However we went from the sublime to the ridiculous when, being reminded of the loose Canada Day theme to the night’s proceedings, the duo covered Bryan Adams’ ‘Summer of 69’. Don’t get me wrong, The Goo Goos did it very well. However ‘Summer of ‘69’ is one of the most appallingly bad songs ever written. It carries as much conviction and emotional substance as a Lynx deodorant ad. Mr Adams has always been a highly antiseptic performer anyway, representing everything that rock n’ roll should not be about. Despite that musical low, The Goo Goos were undoubtedly in fine form on the night. Their reinterpretation of the Beatles’ ‘Come Together’ rocked, and Wendy’s vocals on ‘Whole Lotta Love’ were impressive. 

Guitarists Peter Williams and Steve Avery had only played a couple of numbers when I had to leave. I’ve heard Pete and Paul Crimin (who played later) on one other occasion and like their vocal and guitar styles. From what I heard last night, Pete and Steve complimented each other nicely. Mike Guy was also scheduled to appear. Perhaps there was a further nod to other great Canadian songsmiths. After all, four-fifths of The Band were Canadian, and there is always Joni Mitchell, Leonard Cohen and…. Justin Bieber.

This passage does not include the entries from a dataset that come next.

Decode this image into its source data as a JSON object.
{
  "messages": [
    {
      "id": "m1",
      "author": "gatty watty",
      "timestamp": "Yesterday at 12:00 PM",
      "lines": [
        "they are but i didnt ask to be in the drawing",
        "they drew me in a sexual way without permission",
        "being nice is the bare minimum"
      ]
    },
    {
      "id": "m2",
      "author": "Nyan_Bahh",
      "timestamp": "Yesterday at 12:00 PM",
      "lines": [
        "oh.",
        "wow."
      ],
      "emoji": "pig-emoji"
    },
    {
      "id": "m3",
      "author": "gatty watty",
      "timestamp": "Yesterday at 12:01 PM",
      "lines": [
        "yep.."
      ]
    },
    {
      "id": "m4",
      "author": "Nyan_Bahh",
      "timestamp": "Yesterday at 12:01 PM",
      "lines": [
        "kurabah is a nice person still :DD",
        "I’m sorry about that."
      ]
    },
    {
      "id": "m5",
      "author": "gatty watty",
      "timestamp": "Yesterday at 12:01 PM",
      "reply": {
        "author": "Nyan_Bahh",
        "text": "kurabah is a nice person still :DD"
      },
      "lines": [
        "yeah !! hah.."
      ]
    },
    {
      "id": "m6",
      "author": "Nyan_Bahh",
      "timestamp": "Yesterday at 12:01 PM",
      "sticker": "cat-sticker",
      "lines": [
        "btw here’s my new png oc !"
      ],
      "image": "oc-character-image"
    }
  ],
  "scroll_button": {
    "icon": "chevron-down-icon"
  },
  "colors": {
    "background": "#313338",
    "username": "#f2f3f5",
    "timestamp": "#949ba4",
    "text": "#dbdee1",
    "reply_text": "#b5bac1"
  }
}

I look forward to the other HFG gigs lined up throughout July and August.